Despite these challenges, Gray & Bergner aren’t discouraged about the potential for learning analytics to help understand and improve learning outcomes – in fact, their careful outline of the challenges facing various forms of data collection are a good step toward thoughtful, responsible data collection and use.

Further Reading


Learning Analytics: What Is It?

Written by: Julie Smith

Note: This post is the first in an occasional series about learning analytics, based on the Handbook of Learning Analytics.

Concepts that are difficult to define are sometimes compared to trying to nail Jell-O to a wall. That analogy could certainly apply to learning analytics – there’s no shortage of definitions of ‘learning’ or ways to measure and analyze it. So the response to the question ‘What Is Learning Analytics’ (Lang et al., 2022) is a welcome framing of a complex topic; the authors present learning analytics through four different lenses:

First, learning analytics is a concern or a problem. That is, modern educational methods generate big data which needs to be analyzed. Not only does that require technical skills grounded in a sound approach, but it also raises issues related to privacy, ethics, and equity. The authors point out a “tension between learning as a creative and social endeavor and analytics as a reductionist process that is removed from human relationships” (p9).

Second, learning analytics is an opportunity. The data generated by learning management systems (such as Canvas and Blackboard) has created the possibility of gaining insight into learning – particularly the process – as opposed to just the product – of learning. 

Next, learning analytics has become a field of inquiry. What distinguishes it from other uses of data to improve education? The authors point to the idea of a ‘human in the loop’ as central to the field. That is, the goal is not to replace instructors or curriculum designers but rather to provide information to augment their decision-making. As a field, learning analytics has grown exponentially since its inception a little over a decade ago.

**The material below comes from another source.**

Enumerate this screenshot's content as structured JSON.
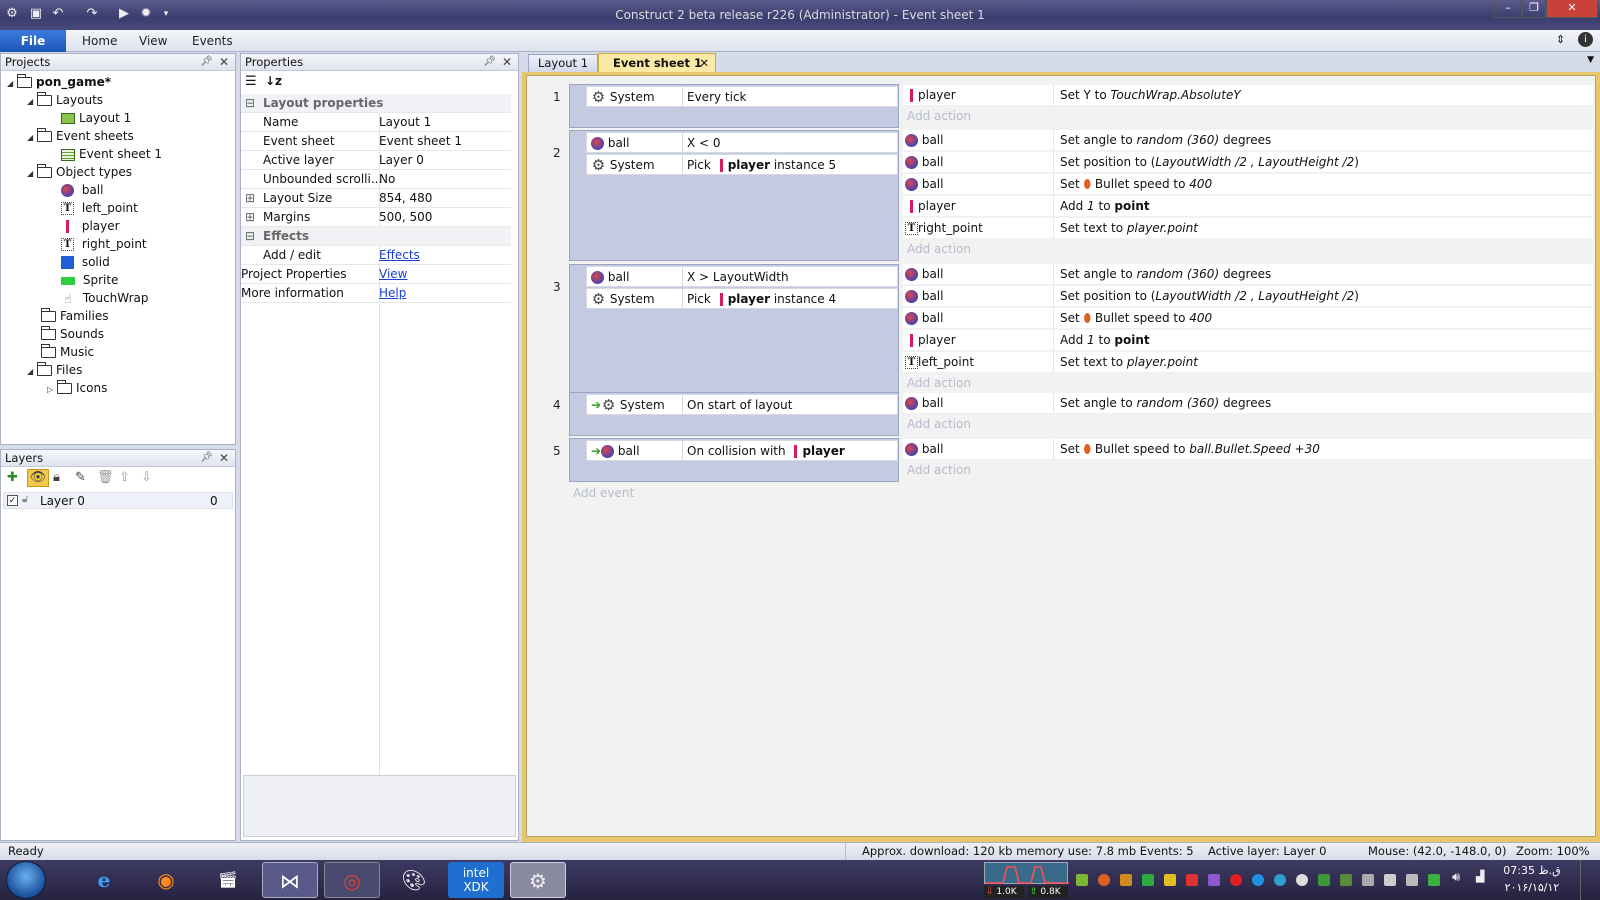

And, finally, it is a community. Focused around the Society for Learning Analytics Research, academics, researchers, educators, practitioners, and industry representatives have formed a community of practice.

This framework for understanding learning analytics through four different lenses provides a balanced approach to the promise and peril of using big data in educational contexts. Future posts will explore various methods and applications of learning analytics.


Further Reading